▶ Given entries

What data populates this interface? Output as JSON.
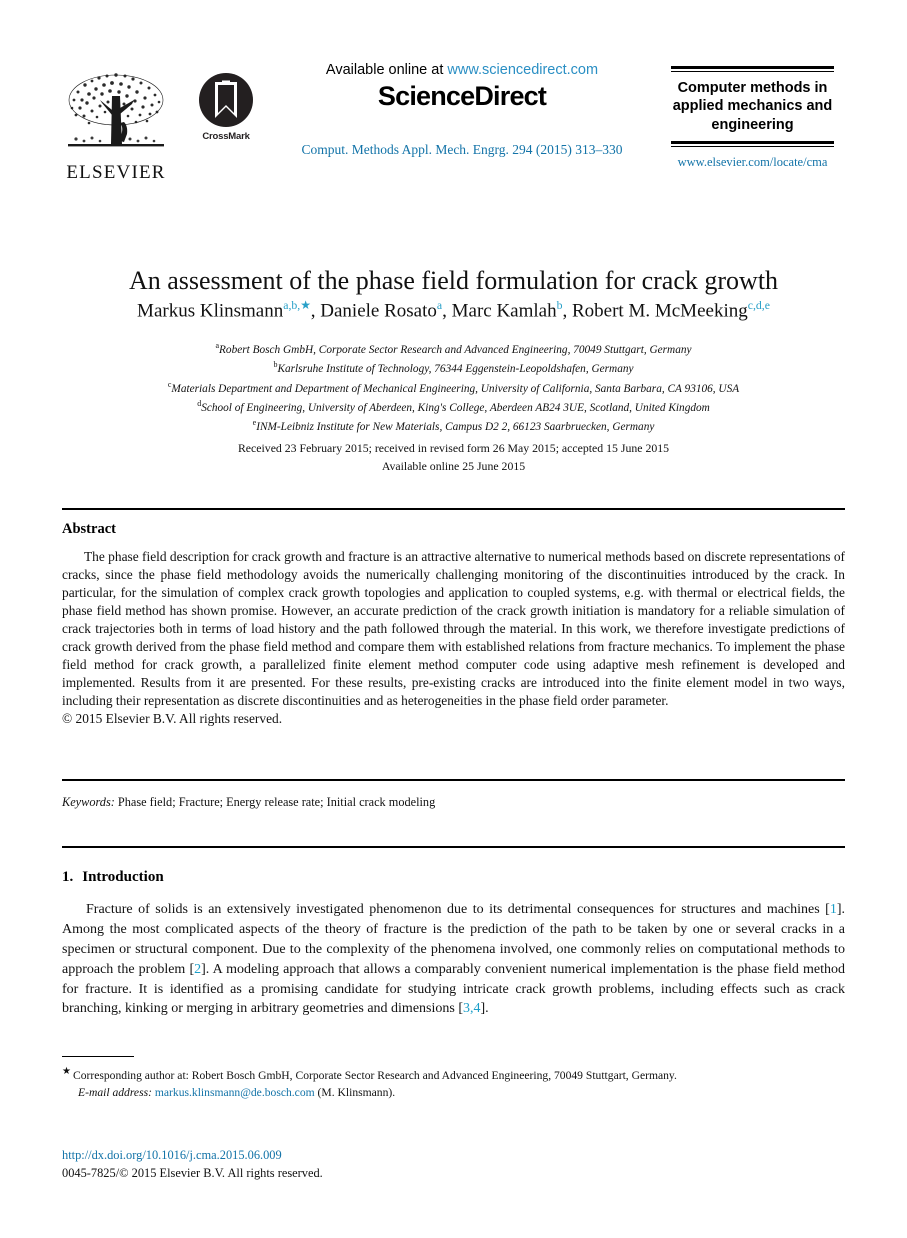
{
  "masthead": {
    "publisher_logo_text": "ELSEVIER",
    "crossmark_label": "CrossMark",
    "available_prefix": "Available online at ",
    "available_url": "www.sciencedirect.com",
    "wordmark": "ScienceDirect",
    "journal_reference": "Comput. Methods Appl. Mech. Engrg. 294 (2015) 313–330",
    "journal_title": "Computer methods in applied mechanics and engineering",
    "journal_homepage": "www.elsevier.com/locate/cma",
    "link_color": "#1273a8",
    "accent_color": "#28a0c8"
  },
  "article": {
    "title": "An assessment of the phase field formulation for crack growth",
    "authors": [
      {
        "name": "Markus Klinsmann",
        "marks": "a,b,★",
        "separator": ", "
      },
      {
        "name": "Daniele Rosato",
        "marks": "a",
        "separator": ", "
      },
      {
        "name": "Marc Kamlah",
        "marks": "b",
        "separator": ", "
      },
      {
        "name": "Robert M. McMeeking",
        "marks": "c,d,e",
        "separator": ""
      }
    ],
    "affiliations": [
      {
        "label": "a",
        "text": "Robert Bosch GmbH, Corporate Sector Research and Advanced Engineering, 70049 Stuttgart, Germany"
      },
      {
        "label": "b",
        "text": "Karlsruhe Institute of Technology, 76344 Eggenstein-Leopoldshafen, Germany"
      },
      {
        "label": "c",
        "text": "Materials Department and Department of Mechanical Engineering, University of California, Santa Barbara, CA 93106, USA"
      },
      {
        "label": "d",
        "text": "School of Engineering, University of Aberdeen, King's College, Aberdeen AB24 3UE, Scotland, United Kingdom"
      },
      {
        "label": "e",
        "text": "INM-Leibniz Institute for New Materials, Campus D2 2, 66123 Saarbruecken, Germany"
      }
    ],
    "dates_line1": "Received 23 February 2015; received in revised form 26 May 2015; accepted 15 June 2015",
    "dates_line2": "Available online 25 June 2015"
  },
  "abstract": {
    "heading": "Abstract",
    "body": "The phase field description for crack growth and fracture is an attractive alternative to numerical methods based on discrete representations of cracks, since the phase field methodology avoids the numerically challenging monitoring of the discontinuities introduced by the crack. In particular, for the simulation of complex crack growth topologies and application to coupled systems, e.g. with thermal or electrical fields, the phase field method has shown promise. However, an accurate prediction of the crack growth initiation is mandatory for a reliable simulation of crack trajectories both in terms of load history and the path followed through the material. In this work, we therefore investigate predictions of crack growth derived from the phase field method and compare them with established relations from fracture mechanics. To implement the phase field method for crack growth, a parallelized finite element method computer code using adaptive mesh refinement is developed and implemented. Results from it are presented. For these results, pre-existing cracks are introduced into the finite element model in two ways, including their representation as discrete discontinuities and as heterogeneities in the phase field order parameter.",
    "copyright": "© 2015 Elsevier B.V. All rights reserved."
  },
  "keywords": {
    "label": "Keywords:",
    "text": "Phase field; Fracture; Energy release rate; Initial crack modeling"
  },
  "section": {
    "number": "1.",
    "heading": "Introduction",
    "paragraph_parts": [
      {
        "type": "text",
        "value": "Fracture of solids is an extensively investigated phenomenon due to its detrimental consequences for structures and machines ["
      },
      {
        "type": "cite",
        "value": "1"
      },
      {
        "type": "text",
        "value": "]. Among the most complicated aspects of the theory of fracture is the prediction of the path to be taken by one or several cracks in a specimen or structural component. Due to the complexity of the phenomena involved, one commonly relies on computational methods to approach the problem ["
      },
      {
        "type": "cite",
        "value": "2"
      },
      {
        "type": "text",
        "value": "]. A modeling approach that allows a comparably convenient numerical implementation is the phase field method for fracture. It is identified as a promising candidate for studying intricate crack growth problems, including effects such as crack branching, kinking or merging in arbitrary geometries and dimensions ["
      },
      {
        "type": "cite",
        "value": "3,4"
      },
      {
        "type": "text",
        "value": "]."
      }
    ]
  },
  "footnotes": {
    "corresponding_star": "★",
    "corresponding": "Corresponding author at: Robert Bosch GmbH, Corporate Sector Research and Advanced Engineering, 70049 Stuttgart, Germany.",
    "email_label": "E-mail address:",
    "email": "markus.klinsmann@de.bosch.com",
    "email_suffix": "(M. Klinsmann)."
  },
  "publication_footer": {
    "doi": "http://dx.doi.org/10.1016/j.cma.2015.06.009",
    "issn_line": "0045-7825/© 2015 Elsevier B.V. All rights reserved."
  }
}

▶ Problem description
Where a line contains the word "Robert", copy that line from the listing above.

▶ Solution for this problem
        "name": "Robert M. McMeeking",
        "text": "Robert Bosch GmbH, Corporate Sector Research and Advanced Engineering, 70049 Stuttgart, Germany"
    "corresponding": "Corresponding author at: Robert Bosch GmbH, Corporate Sector Research and Advanced Engineering, 70049 Stuttgart, Germany.",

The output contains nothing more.